[App and web page records]
::::::::
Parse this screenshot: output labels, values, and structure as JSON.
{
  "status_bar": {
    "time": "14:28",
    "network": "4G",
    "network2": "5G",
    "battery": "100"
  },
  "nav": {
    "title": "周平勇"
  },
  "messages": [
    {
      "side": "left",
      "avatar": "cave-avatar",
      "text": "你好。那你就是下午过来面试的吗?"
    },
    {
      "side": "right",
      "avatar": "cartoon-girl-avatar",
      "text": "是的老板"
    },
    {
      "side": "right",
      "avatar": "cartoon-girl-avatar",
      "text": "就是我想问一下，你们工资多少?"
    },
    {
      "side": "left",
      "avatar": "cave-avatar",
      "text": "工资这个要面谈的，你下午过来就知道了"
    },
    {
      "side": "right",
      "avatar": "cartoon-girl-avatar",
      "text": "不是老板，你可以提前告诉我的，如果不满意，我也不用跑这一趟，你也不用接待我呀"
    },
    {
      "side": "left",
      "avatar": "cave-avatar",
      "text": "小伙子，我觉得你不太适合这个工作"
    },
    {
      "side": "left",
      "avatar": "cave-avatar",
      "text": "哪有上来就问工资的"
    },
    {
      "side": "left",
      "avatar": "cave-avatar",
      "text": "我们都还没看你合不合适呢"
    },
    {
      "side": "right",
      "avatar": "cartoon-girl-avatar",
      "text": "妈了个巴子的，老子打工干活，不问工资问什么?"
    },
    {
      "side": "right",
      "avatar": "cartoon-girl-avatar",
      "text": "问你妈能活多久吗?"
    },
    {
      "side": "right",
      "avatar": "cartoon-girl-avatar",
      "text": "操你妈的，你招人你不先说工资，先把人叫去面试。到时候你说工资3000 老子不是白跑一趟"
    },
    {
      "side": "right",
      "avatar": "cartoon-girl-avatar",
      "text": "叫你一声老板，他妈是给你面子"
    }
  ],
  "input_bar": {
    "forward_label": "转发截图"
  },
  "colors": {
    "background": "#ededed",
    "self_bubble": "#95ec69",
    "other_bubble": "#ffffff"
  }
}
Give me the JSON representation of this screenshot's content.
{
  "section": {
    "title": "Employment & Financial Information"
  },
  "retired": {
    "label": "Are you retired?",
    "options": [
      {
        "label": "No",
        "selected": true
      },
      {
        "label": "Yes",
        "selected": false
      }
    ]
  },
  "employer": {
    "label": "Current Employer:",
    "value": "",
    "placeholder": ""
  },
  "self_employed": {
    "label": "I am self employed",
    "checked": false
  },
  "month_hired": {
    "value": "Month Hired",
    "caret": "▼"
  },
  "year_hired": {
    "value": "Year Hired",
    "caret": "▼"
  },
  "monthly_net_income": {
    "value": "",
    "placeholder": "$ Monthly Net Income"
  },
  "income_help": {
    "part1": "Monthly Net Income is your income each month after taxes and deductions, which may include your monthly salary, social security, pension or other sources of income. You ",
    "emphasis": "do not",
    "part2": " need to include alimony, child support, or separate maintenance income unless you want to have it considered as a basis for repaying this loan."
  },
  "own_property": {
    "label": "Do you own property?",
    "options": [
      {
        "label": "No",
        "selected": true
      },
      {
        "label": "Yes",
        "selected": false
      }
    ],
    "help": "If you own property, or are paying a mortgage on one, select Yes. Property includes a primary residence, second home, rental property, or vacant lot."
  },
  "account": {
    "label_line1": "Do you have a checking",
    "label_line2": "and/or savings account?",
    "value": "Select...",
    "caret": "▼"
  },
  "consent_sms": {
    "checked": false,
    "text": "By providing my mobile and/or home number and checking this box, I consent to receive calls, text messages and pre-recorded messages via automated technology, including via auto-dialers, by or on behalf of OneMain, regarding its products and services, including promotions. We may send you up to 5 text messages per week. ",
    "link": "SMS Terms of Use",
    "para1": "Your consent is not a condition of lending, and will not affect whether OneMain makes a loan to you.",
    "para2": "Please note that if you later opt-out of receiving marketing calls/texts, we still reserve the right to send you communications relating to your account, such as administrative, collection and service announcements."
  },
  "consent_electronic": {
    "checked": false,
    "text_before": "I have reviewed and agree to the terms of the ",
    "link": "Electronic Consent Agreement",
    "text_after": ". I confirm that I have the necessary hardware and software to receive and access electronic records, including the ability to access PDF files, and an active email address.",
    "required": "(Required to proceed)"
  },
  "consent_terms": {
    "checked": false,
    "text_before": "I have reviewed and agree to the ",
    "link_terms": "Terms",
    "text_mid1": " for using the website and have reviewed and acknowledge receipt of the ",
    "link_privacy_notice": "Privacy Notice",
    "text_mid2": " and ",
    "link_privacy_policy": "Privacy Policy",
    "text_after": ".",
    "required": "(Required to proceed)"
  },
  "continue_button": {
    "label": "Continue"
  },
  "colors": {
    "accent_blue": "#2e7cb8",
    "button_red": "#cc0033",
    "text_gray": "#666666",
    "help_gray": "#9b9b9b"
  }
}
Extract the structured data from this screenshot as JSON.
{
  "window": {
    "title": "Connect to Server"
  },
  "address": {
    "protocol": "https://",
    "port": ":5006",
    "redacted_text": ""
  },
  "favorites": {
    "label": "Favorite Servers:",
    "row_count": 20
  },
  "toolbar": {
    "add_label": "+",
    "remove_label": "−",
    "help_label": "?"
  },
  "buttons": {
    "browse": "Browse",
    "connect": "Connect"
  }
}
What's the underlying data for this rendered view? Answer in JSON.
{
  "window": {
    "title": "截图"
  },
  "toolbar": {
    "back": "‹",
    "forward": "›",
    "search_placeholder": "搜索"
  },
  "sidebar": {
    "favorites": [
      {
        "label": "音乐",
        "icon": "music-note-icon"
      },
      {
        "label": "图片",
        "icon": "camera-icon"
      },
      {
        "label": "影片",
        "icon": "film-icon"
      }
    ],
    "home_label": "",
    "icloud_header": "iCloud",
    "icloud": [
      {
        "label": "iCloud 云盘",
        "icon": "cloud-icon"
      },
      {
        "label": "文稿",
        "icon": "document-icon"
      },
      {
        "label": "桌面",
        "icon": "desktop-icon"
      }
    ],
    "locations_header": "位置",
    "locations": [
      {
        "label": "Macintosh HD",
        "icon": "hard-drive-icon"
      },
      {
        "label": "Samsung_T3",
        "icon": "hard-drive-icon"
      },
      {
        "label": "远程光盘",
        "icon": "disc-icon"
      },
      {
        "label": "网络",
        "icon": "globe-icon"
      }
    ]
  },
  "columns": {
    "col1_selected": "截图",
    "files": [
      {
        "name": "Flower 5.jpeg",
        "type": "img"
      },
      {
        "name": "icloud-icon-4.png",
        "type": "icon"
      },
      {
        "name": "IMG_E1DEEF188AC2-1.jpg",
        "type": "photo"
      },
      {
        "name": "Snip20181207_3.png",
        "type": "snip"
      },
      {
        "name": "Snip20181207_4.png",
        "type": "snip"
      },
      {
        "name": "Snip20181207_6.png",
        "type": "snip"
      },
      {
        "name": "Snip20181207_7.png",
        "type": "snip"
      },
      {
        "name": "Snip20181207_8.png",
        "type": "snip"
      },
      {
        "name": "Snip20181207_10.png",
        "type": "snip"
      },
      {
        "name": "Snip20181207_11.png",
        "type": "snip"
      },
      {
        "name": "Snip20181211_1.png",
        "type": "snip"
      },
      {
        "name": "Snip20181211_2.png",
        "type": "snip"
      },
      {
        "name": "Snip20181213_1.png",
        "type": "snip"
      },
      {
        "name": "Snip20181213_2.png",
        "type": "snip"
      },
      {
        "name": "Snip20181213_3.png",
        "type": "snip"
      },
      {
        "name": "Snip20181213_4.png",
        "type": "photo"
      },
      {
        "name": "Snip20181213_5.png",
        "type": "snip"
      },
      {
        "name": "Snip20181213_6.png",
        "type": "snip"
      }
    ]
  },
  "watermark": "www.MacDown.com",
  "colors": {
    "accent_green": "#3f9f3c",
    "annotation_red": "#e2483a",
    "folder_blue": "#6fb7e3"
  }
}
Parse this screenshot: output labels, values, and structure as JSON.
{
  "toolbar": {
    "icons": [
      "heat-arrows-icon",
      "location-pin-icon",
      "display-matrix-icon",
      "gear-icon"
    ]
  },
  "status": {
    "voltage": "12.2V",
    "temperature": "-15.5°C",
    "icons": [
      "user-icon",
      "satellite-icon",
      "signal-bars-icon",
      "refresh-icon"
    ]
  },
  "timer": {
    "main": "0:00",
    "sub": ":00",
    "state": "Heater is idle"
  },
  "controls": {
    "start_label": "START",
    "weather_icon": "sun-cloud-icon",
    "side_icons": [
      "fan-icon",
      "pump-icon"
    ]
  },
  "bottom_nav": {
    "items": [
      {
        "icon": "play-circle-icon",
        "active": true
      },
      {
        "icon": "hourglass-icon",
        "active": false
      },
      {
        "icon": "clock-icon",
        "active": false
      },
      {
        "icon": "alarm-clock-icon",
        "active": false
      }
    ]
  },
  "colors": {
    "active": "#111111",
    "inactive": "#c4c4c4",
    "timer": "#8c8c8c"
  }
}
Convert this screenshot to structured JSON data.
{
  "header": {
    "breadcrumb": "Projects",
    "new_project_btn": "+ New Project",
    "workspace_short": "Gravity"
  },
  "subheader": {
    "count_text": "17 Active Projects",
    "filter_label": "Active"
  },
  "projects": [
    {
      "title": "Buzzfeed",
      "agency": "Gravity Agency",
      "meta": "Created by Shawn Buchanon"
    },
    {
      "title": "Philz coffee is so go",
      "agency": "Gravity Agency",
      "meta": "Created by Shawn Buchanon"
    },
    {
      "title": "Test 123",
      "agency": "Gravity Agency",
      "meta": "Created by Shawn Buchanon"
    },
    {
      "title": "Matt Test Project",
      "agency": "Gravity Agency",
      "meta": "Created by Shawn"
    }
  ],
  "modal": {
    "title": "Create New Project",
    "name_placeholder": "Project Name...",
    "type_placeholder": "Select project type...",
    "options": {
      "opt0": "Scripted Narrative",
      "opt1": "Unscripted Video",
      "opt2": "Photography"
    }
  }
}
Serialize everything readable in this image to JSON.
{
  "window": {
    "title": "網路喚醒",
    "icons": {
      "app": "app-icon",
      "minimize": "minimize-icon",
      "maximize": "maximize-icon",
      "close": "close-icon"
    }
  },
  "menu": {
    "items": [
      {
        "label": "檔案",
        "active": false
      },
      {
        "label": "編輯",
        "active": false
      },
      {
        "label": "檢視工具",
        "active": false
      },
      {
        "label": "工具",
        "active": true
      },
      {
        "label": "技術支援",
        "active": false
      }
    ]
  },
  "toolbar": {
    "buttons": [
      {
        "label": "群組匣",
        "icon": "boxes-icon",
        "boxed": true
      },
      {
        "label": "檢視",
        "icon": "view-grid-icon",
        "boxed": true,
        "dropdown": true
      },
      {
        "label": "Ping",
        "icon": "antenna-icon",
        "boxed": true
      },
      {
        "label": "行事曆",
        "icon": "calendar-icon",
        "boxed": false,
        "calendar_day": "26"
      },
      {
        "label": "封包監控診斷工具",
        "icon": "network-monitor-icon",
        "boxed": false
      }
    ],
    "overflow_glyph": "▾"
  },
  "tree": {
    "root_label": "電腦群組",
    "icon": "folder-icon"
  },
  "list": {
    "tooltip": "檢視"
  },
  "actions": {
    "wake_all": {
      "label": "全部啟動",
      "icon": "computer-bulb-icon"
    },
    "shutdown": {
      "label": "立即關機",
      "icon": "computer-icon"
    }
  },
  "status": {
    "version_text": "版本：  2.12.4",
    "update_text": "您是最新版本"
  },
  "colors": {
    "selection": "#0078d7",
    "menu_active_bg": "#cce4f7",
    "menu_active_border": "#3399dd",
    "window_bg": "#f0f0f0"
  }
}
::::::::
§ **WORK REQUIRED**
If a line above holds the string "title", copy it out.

§ **EXERCISE SOLUTION**
    "title": "周平勇"
    "title": "Employment & Financial Information"
    "title": "Connect to Server"
    "title": "截图"
      "title": "Buzzfeed",
      "title": "Philz coffee is so go",
      "title": "Test 123",
      "title": "Matt Test Project",
    "title": "Create New Project",
    "title": "網路喚醒",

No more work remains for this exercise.